Manpower chief Tan Chuan-Jin had lately been posting about destitute elderly folks that he observed to be in financial trouble. In one Facebook post, he dedicated an observation about an old man begging outside of St. Andrew’s Cathedral and another one more about an elderly woman selling tissue paper.
Whilst it is good for the minister to take his time and turn attention to one individual, I could not feel upset that his time was spent on two elderlies whom do not actually require financial help.
It is bad enough to see an old person begging, especially in employment-rich Singapore. It is even more upsetting to learn that beggars can be earning in a day what some people earn in a month. Some even good enough to earn up to six figures a year.
Now before you quit your job and start trawling the streets to beg, know that begging is technically illegal in Singapore. According to the Destitute Persons Act, a habitual beggar (someone who was found to be begging on two previous occasions which might cause public nuisance and as a result required to stay at a welfare home) can be fined up to $3,000 or jailed up to two years.
That’s not to say that the government is cruel enough to leave these people to their own devices. The same Act also has provisions for the beggar to be temporarily housed at a welfare home if he or she is found to be unable to fend for themselves.
The Minister added in a Facebook post that we should still continue to “…talk to these old folks or people who seem to need help. Find out what details you can. Where they need help, call COMCARE 1800 222 0000 or let us know so that we can follow up. While it is not always what it seems, and I’ve encountered some similar ‘exploitative’ cases, and there are probably more that a few who see these efforts as easy money-making opportunities, there are genuine folks who do need help. So don’t stop speaking to them and following up…it may make a real difference to some of them.
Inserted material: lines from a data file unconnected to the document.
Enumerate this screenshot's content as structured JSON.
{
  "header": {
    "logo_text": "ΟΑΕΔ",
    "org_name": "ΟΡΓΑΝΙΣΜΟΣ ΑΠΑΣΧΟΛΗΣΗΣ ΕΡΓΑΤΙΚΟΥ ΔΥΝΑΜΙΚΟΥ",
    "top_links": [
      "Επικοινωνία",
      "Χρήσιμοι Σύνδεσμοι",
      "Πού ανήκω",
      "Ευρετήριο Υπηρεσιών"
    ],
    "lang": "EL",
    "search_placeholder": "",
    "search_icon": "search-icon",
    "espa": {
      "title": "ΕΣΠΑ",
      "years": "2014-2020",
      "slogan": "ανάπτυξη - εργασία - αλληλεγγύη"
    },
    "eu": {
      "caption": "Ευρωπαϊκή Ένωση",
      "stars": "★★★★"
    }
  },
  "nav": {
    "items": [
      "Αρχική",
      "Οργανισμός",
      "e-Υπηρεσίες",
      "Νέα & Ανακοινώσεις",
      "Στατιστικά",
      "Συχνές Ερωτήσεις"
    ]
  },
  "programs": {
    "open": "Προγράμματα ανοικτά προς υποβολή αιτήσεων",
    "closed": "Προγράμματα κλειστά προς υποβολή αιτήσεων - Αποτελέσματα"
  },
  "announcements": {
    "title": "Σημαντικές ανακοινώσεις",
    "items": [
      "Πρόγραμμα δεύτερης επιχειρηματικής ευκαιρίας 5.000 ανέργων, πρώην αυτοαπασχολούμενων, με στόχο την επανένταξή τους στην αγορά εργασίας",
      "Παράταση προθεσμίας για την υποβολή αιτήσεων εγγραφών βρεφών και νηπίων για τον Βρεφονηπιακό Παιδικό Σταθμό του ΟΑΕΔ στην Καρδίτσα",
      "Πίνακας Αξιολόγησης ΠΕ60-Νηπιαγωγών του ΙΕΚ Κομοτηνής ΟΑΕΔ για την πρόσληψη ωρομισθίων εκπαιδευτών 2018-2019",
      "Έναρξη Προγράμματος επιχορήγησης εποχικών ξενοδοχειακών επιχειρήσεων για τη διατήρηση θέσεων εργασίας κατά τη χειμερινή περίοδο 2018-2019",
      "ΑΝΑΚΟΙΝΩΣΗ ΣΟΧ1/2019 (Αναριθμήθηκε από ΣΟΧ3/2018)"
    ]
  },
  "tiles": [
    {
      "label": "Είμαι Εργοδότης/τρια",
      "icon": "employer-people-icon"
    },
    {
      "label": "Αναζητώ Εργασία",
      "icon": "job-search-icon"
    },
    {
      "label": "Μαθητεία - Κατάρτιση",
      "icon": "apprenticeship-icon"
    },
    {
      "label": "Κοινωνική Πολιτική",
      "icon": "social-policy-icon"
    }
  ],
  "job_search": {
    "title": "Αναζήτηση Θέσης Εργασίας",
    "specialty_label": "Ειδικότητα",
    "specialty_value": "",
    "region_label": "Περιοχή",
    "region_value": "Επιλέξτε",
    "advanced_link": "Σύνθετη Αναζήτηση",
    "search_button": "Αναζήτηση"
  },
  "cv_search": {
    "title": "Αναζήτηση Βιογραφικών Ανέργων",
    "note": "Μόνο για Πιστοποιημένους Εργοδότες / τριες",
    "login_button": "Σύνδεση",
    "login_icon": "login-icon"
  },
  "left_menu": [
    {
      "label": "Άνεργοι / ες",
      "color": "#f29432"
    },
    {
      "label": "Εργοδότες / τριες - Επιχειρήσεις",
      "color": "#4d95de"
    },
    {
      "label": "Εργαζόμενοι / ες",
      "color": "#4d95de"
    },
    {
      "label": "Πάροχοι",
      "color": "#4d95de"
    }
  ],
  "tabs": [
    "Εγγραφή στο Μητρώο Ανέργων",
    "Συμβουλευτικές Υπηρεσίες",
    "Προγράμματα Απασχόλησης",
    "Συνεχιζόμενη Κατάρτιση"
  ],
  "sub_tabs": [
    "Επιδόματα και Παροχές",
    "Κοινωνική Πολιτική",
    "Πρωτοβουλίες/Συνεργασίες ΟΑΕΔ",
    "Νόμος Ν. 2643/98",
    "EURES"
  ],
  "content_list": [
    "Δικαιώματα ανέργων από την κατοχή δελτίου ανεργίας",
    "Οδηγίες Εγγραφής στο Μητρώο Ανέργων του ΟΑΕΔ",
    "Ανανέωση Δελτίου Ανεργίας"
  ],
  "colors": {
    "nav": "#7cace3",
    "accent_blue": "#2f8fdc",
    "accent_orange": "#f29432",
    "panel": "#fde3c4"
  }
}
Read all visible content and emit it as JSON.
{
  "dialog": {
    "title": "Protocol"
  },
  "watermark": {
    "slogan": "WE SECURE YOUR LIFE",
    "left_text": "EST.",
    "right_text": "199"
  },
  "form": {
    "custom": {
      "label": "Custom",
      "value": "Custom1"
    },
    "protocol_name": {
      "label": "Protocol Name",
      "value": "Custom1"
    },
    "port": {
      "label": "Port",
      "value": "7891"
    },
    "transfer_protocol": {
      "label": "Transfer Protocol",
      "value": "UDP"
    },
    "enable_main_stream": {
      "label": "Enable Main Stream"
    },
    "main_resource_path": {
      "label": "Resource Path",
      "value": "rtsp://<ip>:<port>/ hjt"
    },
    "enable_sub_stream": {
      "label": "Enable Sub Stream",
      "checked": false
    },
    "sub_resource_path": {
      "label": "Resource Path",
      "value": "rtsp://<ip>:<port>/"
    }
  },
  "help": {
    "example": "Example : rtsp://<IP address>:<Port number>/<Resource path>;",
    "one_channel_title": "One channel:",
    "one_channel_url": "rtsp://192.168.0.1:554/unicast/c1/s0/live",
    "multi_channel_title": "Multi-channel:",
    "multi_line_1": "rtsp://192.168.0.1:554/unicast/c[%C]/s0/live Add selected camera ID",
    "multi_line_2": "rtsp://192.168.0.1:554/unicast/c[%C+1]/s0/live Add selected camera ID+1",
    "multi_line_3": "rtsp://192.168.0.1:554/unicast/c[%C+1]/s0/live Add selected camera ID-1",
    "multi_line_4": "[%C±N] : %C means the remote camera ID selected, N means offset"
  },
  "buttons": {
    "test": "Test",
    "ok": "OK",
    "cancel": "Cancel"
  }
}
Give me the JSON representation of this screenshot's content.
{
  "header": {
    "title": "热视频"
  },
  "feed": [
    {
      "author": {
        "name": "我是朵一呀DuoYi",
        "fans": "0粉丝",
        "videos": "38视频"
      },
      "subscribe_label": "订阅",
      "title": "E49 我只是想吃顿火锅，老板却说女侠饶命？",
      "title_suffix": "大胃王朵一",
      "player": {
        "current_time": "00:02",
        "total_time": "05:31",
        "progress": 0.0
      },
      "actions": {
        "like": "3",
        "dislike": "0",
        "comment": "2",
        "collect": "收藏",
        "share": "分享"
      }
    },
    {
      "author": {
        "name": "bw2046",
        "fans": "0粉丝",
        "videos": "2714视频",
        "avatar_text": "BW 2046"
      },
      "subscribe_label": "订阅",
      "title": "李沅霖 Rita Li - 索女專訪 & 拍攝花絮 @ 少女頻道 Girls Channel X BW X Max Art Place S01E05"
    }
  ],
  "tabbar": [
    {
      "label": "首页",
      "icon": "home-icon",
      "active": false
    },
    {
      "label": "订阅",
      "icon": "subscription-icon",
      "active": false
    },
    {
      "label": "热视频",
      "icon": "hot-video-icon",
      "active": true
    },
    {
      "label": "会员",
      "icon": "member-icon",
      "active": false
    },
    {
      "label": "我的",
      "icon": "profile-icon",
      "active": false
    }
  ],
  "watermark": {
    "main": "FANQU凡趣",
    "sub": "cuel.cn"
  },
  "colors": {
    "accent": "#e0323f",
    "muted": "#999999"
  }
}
Indeed we shouldn’t stop talking and helping, just because of a few black sheep.